One of the positive impacts of the holiday shopping season is the increase in employment. These jobs include workers stocking inventory, customer service, warehousing and even management. Nationally, the industry is expected to see between 500,000-555,000 seasonal jobs. The increase in hiring and the increase in economic activity during the holiday season have a positive impact on industries outside of just retail.

“The holiday season is a great time for new or returning professionals to enter the workforce as millions of temporary jobs turn into full-time jobs once the holiday shopping season is over,” said Shalley. “We look forward to the thousands of new jobs that families will have this year as a result of Florida’s retail industry.”

ABOUT THE FLORIDA RETAIL FEDERATION
Founded in 1937, the Florida Retail Federation is the statewide trade association representing retailers -- the businesses that sell directly to consumers. Florida retailers provide one out of every five jobs in the state, pay more than $49 billion in wages annually, and collect and remit more than $20 billion in sales taxes for Florida’s government each year. In fact, more than three out of four of Florida’s budget dollars come from retail-related activity.

Florida Retail Federation President & CEO R. Scott Shalley released the following statement in support of Governor Rick Scott's proposed $180 million tax cut package:
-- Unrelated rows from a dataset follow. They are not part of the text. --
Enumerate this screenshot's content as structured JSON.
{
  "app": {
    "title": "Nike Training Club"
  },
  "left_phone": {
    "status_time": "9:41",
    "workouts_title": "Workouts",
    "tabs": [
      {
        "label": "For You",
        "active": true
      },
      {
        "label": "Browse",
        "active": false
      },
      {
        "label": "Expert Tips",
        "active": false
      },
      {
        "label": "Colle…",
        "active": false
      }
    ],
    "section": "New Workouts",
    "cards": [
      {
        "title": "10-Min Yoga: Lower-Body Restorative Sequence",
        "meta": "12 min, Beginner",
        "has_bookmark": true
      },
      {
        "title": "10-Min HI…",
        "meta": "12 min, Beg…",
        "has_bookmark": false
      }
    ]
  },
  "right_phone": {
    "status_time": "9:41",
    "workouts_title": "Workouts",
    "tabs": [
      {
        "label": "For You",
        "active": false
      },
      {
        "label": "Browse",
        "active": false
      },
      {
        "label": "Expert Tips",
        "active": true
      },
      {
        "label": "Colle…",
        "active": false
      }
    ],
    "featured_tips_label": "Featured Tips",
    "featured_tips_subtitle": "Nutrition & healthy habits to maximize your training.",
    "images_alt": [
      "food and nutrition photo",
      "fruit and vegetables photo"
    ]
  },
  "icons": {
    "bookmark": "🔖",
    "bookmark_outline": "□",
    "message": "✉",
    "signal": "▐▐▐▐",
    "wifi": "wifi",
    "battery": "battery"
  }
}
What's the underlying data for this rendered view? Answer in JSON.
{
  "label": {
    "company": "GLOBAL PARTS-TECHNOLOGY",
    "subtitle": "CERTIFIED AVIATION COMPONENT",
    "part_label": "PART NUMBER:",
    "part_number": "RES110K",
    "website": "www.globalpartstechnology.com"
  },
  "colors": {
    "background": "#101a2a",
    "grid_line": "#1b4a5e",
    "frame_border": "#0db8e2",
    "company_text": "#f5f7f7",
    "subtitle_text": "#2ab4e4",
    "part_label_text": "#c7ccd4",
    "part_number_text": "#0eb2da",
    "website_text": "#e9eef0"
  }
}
“We thank Governor Scott for proposing his tax package, which includes a record-tying 10-day back-to-school sales tax holiday and one for disaster preparedness, saving Florida families more than $88 million and providing increased sales to Sunshine State retailers. We are eager to see the positive impact these two important holidays will have in both helping students prepare for school and also ensuring that residents and visitors can buy the critical supplies they need to protect themselves both before and after a natural disaster.”

Page 1 of 84